Each line that contains the word "label" is to be copied from the records below.

Data to process:
****
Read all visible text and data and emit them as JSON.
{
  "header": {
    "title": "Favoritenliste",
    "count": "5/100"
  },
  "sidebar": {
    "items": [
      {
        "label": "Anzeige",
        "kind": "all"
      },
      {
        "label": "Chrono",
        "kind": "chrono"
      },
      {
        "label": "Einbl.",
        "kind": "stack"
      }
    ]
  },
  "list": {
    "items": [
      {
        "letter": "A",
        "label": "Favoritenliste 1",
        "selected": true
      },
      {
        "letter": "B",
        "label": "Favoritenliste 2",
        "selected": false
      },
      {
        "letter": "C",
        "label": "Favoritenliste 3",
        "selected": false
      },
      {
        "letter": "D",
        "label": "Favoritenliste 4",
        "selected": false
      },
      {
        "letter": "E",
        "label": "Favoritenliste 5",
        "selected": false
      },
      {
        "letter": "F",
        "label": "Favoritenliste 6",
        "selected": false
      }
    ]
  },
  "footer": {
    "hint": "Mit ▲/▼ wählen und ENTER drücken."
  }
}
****
Exercise output:
        "label": "Anzeige",
        "label": "Chrono",
        "label": "Einbl.",
        "label": "Favoritenliste 1",
        "label": "Favoritenliste 2",
        "label": "Favoritenliste 3",
        "label": "Favoritenliste 4",
        "label": "Favoritenliste 5",
        "label": "Favoritenliste 6",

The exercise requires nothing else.